C. Nonexertional Limitations
Finally, in light of the recent decision by our Court of Appeals in Bapp v. Bowen,
the ALJ's use of the medical vocational guidelines (the grids) to assess whether plaintiff was disabled was proper. He determined that while plaintiff's nonexertional limitations reduced his residual functional capacity for the full range of sedentary work, they did not significantly diminish his ability to perform the full range of employment indicated by the grid's sedentary base, and therefore he was not required to have taken testimony from a vocational expert, or other similar evidence, regarding the existence of jobs in the national economy for an individual with plaintiff's limitations.
In Bapp, the court held that:

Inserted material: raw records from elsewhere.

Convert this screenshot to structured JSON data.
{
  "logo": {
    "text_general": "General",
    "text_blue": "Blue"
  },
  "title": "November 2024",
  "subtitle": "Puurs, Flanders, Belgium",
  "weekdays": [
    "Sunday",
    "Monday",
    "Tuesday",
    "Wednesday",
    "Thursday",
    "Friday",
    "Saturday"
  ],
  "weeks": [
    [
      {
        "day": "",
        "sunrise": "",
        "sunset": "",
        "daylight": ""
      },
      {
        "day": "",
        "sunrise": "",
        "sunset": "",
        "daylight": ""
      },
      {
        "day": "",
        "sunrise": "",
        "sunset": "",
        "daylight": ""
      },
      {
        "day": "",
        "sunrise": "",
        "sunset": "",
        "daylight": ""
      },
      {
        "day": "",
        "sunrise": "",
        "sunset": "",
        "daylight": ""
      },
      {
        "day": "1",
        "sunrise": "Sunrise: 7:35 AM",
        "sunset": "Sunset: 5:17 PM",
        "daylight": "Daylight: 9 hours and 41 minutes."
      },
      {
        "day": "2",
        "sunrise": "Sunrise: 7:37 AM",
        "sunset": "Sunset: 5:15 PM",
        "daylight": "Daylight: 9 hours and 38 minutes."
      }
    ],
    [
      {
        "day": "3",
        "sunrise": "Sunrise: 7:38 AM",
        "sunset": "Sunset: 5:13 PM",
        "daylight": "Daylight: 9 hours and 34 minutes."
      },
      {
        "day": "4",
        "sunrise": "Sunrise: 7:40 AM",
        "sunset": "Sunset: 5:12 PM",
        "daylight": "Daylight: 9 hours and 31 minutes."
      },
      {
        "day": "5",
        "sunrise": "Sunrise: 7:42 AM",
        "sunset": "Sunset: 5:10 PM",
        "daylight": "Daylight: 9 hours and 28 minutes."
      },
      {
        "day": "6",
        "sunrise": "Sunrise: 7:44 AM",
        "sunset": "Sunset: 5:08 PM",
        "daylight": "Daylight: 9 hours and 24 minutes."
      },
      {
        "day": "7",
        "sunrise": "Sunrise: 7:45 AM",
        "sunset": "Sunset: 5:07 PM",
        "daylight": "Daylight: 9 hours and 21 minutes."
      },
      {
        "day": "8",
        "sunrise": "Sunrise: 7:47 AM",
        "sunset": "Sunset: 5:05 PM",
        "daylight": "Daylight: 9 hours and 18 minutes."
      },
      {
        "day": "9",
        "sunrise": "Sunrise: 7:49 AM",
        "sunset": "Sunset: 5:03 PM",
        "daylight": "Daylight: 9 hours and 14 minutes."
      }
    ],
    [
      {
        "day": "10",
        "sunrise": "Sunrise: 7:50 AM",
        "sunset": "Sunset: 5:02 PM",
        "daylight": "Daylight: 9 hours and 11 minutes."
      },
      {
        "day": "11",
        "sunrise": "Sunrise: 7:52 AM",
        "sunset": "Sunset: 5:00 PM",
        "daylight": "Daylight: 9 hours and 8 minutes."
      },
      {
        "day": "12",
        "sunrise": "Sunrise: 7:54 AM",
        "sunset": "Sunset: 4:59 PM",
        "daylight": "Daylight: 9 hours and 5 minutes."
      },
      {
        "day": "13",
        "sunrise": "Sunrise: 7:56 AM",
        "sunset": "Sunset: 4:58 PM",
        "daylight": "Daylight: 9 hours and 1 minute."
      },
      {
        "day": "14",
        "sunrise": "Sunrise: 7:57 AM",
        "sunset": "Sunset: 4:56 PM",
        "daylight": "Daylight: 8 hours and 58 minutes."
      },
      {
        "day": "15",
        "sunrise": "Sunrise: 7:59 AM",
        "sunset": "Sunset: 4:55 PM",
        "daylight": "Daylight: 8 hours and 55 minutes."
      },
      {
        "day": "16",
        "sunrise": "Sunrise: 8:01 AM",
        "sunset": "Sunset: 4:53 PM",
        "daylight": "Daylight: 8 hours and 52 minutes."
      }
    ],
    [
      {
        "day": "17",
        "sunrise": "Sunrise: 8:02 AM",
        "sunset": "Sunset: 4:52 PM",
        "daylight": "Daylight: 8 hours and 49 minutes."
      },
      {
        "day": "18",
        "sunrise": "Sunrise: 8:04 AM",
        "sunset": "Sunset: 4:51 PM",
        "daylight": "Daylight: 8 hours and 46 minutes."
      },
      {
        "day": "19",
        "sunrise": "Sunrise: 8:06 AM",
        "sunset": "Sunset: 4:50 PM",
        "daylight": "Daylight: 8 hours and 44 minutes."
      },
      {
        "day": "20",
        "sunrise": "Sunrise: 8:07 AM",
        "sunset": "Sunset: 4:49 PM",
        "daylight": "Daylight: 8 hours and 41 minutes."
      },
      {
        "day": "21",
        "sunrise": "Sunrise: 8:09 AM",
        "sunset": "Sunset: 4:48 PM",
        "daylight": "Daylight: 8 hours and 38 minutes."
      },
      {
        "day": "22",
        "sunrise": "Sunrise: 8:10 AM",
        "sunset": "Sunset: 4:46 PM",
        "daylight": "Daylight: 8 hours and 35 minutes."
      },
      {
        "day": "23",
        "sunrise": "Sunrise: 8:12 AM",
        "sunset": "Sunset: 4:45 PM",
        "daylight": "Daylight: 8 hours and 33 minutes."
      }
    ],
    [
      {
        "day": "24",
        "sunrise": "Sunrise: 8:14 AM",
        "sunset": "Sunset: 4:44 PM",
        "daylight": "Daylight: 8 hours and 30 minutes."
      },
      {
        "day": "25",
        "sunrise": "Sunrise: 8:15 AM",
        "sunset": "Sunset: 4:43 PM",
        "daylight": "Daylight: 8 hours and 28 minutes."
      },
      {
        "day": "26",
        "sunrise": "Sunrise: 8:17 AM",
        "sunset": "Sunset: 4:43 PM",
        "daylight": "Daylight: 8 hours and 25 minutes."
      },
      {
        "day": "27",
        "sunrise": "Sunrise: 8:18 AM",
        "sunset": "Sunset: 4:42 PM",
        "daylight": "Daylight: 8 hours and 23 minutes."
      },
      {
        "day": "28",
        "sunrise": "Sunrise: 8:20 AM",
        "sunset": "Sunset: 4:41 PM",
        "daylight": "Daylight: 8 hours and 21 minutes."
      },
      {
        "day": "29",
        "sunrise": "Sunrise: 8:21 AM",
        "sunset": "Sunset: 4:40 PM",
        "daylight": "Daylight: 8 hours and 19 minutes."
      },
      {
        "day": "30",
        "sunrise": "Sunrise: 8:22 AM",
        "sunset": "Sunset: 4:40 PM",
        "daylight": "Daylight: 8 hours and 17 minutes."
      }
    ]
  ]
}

. . . if a claimant's nonexertional impairments 'significantly limit the range of work permitted by his exertional limitations,' then the grids obviously will not accurately determine disability status because they fail to take into account claimant's nonexertional impairments.
In such a situation, the Sedentary must introduce testimony of a vocational expert, or other similar evidence, that jobs exist in the economy which claimant can obtain and perform.
Here, while the ALJ indicated that, "The claimant's residual functional capacity for the full range of sedentary work is reduced by his nonexertional limitations,"
he explicitly determined that the claimant had "failed to establish that he was unable to perform the exertional and nonexertional requirements of sedentary work in terms of an ordinary workday on a regular and continuing basis in the competitive job market."
The ALJ noted that the Secretary has stated that substantially all of the exertional requirements of most sedentary jobs would not require a person to crouch or to stoop frequently, and that if a person can stoop occasionally in order to lift objects, then the sedentary occupational base is virtually intact.
He went on to find that plaintiff was not significantly limited by his nonexertional limitations from performing unskilled sedentary work, and that, moreover, plaintiff's acquired work skills and functional capacity were also sufficient to meet the requirements of skilled or semi-skilled work functions of other sedentary work.
In sum, after the ALJ considered the work skills, such as clerical skills, which plaintiff had acquired, and, while acknowledging that the plaintiff's nonexertional limitations are not factored into the grids, he determined that plaintiff was not disabled based on the fact that, in considering all the unskilled sedentary occupations which do not required such nonexertional capabilities as bending, kneeling, and crawling, plaintiff would be able to perform substantially all of the exertional requirements of most sedentary jobs.
Thus is is clear that the ALJ's finding that plaintiff was not disabled, based on the grids, cannot be said to have been improper.
The defendant's motion for judgment on the pleadings confirming the decision of the Secretary is granted on the ground that the Secretary's determination that plaintiff is not disabled is supported by substantial evidence.
Date: November 1, 1986, New York, New York
Edward Weinfeld, United States District Judge